[[ Records supplied, beginning ]]

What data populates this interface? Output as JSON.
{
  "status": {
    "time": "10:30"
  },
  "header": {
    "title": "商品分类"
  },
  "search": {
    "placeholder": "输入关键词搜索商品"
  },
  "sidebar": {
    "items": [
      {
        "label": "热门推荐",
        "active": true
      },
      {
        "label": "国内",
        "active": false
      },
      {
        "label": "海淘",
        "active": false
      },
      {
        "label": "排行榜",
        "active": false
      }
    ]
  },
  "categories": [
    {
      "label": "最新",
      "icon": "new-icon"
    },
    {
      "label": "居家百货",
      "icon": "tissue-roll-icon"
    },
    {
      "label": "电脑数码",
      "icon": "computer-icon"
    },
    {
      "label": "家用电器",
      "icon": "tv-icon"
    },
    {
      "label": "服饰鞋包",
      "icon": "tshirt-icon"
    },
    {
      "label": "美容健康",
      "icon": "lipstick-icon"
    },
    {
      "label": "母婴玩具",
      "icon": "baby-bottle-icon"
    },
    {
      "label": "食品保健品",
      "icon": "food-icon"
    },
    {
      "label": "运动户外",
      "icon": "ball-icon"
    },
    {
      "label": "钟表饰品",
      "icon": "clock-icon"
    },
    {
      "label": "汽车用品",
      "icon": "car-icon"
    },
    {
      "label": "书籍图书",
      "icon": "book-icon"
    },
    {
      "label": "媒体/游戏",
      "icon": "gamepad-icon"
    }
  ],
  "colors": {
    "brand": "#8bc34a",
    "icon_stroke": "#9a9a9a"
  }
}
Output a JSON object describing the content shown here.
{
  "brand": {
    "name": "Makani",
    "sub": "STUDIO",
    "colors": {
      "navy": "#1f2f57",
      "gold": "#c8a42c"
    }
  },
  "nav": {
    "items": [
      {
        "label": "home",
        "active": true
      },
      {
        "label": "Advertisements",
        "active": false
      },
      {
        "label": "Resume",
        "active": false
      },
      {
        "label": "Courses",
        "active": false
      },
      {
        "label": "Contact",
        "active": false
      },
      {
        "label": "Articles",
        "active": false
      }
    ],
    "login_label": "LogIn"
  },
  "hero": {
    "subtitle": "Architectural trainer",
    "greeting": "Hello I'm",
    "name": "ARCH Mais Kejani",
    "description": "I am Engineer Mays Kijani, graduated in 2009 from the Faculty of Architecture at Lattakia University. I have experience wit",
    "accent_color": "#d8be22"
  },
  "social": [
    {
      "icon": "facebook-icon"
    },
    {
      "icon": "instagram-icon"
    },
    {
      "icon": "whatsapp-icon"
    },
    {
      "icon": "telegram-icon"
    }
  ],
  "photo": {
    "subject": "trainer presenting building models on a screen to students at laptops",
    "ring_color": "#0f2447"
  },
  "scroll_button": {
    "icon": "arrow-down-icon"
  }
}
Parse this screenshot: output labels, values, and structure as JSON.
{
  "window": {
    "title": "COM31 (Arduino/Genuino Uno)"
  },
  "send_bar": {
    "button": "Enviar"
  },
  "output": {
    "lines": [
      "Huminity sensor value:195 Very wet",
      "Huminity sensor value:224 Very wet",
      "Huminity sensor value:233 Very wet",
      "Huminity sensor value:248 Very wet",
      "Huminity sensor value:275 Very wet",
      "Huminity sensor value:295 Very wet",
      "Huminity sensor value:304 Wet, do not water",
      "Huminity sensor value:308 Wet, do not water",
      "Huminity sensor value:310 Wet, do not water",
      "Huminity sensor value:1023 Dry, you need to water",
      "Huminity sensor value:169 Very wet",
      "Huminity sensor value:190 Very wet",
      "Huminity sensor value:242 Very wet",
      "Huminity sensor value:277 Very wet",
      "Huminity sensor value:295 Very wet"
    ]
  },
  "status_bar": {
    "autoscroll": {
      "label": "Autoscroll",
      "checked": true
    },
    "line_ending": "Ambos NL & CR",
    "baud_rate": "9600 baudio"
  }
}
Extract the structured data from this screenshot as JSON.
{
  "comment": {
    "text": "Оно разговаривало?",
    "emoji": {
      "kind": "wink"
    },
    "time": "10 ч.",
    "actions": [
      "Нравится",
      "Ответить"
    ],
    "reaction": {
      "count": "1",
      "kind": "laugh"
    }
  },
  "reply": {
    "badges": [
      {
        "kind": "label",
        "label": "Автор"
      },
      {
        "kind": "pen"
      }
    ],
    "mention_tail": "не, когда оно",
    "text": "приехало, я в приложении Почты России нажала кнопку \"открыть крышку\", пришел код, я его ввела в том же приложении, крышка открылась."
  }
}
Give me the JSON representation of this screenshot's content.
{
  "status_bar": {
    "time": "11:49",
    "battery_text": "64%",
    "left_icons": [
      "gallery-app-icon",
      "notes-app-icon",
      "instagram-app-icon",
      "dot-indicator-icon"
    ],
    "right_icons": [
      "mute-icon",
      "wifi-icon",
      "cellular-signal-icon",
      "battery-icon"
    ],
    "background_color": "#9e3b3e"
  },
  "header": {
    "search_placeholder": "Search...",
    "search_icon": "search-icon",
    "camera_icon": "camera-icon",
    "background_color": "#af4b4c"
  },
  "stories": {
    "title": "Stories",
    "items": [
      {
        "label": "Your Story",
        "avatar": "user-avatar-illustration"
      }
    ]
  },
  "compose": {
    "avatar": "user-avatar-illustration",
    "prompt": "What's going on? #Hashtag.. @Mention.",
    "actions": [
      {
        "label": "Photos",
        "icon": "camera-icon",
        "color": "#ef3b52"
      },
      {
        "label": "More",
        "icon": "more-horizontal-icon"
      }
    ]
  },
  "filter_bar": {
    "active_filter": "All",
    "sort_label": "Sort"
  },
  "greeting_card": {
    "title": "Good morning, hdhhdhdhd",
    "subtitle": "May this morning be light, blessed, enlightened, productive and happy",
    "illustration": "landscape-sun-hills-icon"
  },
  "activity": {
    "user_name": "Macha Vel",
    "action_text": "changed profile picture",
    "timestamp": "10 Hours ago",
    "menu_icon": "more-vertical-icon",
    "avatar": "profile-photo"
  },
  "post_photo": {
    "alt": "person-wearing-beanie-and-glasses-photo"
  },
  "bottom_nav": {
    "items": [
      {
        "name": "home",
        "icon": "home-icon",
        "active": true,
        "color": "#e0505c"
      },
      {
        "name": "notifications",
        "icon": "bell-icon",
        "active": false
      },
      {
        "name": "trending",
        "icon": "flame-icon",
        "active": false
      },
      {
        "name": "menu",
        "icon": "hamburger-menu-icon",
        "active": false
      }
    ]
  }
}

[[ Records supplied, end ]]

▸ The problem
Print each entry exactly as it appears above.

▸ Finished exercise
What data populates this interface? Output as JSON.
{
  "status": {
    "time": "10:30"
  },
  "header": {
    "title": "商品分类"
  },
  "search": {
    "placeholder": "输入关键词搜索商品"
  },
  "sidebar": {
    "items": [
      {
        "label": "热门推荐",
        "active": true
      },
      {
        "label": "国内",
        "active": false
      },
      {
        "label": "海淘",
        "active": false
      },
      {
        "label": "排行榜",
        "active": false
      }
    ]
  },
  "categories": [
    {
      "label": "最新",
      "icon": "new-icon"
    },
    {
      "label": "居家百货",
      "icon": "tissue-roll-icon"
    },
    {
      "label": "电脑数码",
      "icon": "computer-icon"
    },
    {
      "label": "家用电器",
      "icon": "tv-icon"
    },
    {
      "label": "服饰鞋包",
      "icon": "tshirt-icon"
    },
    {
      "label": "美容健康",
      "icon": "lipstick-icon"
    },
    {
      "label": "母婴玩具",
      "icon": "baby-bottle-icon"
    },
    {
      "label": "食品保健品",
      "icon": "food-icon"
    },
    {
      "label": "运动户外",
      "icon": "ball-icon"
    },
    {
      "label": "钟表饰品",
      "icon": "clock-icon"
    },
    {
      "label": "汽车用品",
      "icon": "car-icon"
    },
    {
      "label": "书籍图书",
      "icon": "book-icon"
    },
    {
      "label": "媒体/游戏",
      "icon": "gamepad-icon"
    }
  ],
  "colors": {
    "brand": "#8bc34a",
    "icon_stroke": "#9a9a9a"
  }
}
Output a JSON object describing the content shown here.
{
  "brand": {
    "name": "Makani",
    "sub": "STUDIO",
    "colors": {
      "navy": "#1f2f57",
      "gold": "#c8a42c"
    }
  },
  "nav": {
    "items": [
      {
        "label": "home",
        "active": true
      },
      {
        "label": "Advertisements",
        "active": false
      },
      {
        "label": "Resume",
        "active": false
      },
      {
        "label": "Courses",
        "active": false
      },
      {
        "label": "Contact",
        "active": false
      },
      {
        "label": "Articles",
        "active": false
      }
    ],
    "login_label": "LogIn"
  },
  "hero": {
    "subtitle": "Architectural trainer",
    "greeting": "Hello I'm",
    "name": "ARCH Mais Kejani",
    "description": "I am Engineer Mays Kijani, graduated in 2009 from the Faculty of Architecture at Lattakia University. I have experience wit",
    "accent_color": "#d8be22"
  },
  "social": [
    {
      "icon": "facebook-icon"
    },
    {
      "icon": "instagram-icon"
    },
    {
      "icon": "whatsapp-icon"
    },
    {
      "icon": "telegram-icon"
    }
  ],
  "photo": {
    "subject": "trainer presenting building models on a screen to students at laptops",
    "ring_color": "#0f2447"
  },
  "scroll_button": {
    "icon": "arrow-down-icon"
  }
}
Parse this screenshot: output labels, values, and structure as JSON.
{
  "window": {
    "title": "COM31 (Arduino/Genuino Uno)"
  },
  "send_bar": {
    "button": "Enviar"
  },
  "output": {
    "lines": [
      "Huminity sensor value:195 Very wet",
      "Huminity sensor value:224 Very wet",
      "Huminity sensor value:233 Very wet",
      "Huminity sensor value:248 Very wet",
      "Huminity sensor value:275 Very wet",
      "Huminity sensor value:295 Very wet",
      "Huminity sensor value:304 Wet, do not water",
      "Huminity sensor value:308 Wet, do not water",
      "Huminity sensor value:310 Wet, do not water",
      "Huminity sensor value:1023 Dry, you need to water",
      "Huminity sensor value:169 Very wet",
      "Huminity sensor value:190 Very wet",
      "Huminity sensor value:242 Very wet",
      "Huminity sensor value:277 Very wet",
      "Huminity sensor value:295 Very wet"
    ]
  },
  "status_bar": {
    "autoscroll": {
      "label": "Autoscroll",
      "checked": true
    },
    "line_ending": "Ambos NL & CR",
    "baud_rate": "9600 baudio"
  }
}
Extract the structured data from this screenshot as JSON.
{
  "comment": {
    "text": "Оно разговаривало?",
    "emoji": {
      "kind": "wink"
    },
    "time": "10 ч.",
    "actions": [
      "Нравится",
      "Ответить"
    ],
    "reaction": {
      "count": "1",
      "kind": "laugh"
    }
  },
  "reply": {
    "badges": [
      {
        "kind": "label",
        "label": "Автор"
      },
      {
        "kind": "pen"
      }
    ],
    "mention_tail": "не, когда оно",
    "text": "приехало, я в приложении Почты России нажала кнопку \"открыть крышку\", пришел код, я его ввела в том же приложении, крышка открылась."
  }
}
Give me the JSON representation of this screenshot's content.
{
  "status_bar": {
    "time": "11:49",
    "battery_text": "64%",
    "left_icons": [
      "gallery-app-icon",
      "notes-app-icon",
      "instagram-app-icon",
      "dot-indicator-icon"
    ],
    "right_icons": [
      "mute-icon",
      "wifi-icon",
      "cellular-signal-icon",
      "battery-icon"
    ],
    "background_color": "#9e3b3e"
  },
  "header": {
    "search_placeholder": "Search...",
    "search_icon": "search-icon",
    "camera_icon": "camera-icon",
    "background_color": "#af4b4c"
  },
  "stories": {
    "title": "Stories",
    "items": [
      {
        "label": "Your Story",
        "avatar": "user-avatar-illustration"
      }
    ]
  },
  "compose": {
    "avatar": "user-avatar-illustration",
    "prompt": "What's going on? #Hashtag.. @Mention.",
    "actions": [
      {
        "label": "Photos",
        "icon": "camera-icon",
        "color": "#ef3b52"
      },
      {
        "label": "More",
        "icon": "more-horizontal-icon"
      }
    ]
  },
  "filter_bar": {
    "active_filter": "All",
    "sort_label": "Sort"
  },
  "greeting_card": {
    "title": "Good morning, hdhhdhdhd",
    "subtitle": "May this morning be light, blessed, enlightened, productive and happy",
    "illustration": "landscape-sun-hills-icon"
  },
  "activity": {
    "user_name": "Macha Vel",
    "action_text": "changed profile picture",
    "timestamp": "10 Hours ago",
    "menu_icon": "more-vertical-icon",
    "avatar": "profile-photo"
  },
  "post_photo": {
    "alt": "person-wearing-beanie-and-glasses-photo"
  },
  "bottom_nav": {
    "items": [
      {
        "name": "home",
        "icon": "home-icon",
        "active": true,
        "color": "#e0505c"
      },
      {
        "name": "notifications",
        "icon": "bell-icon",
        "active": false
      },
      {
        "name": "trending",
        "icon": "flame-icon",
        "active": false
      },
      {
        "name": "menu",
        "icon": "hamburger-menu-icon",
        "active": false
      }
    ]
  }
}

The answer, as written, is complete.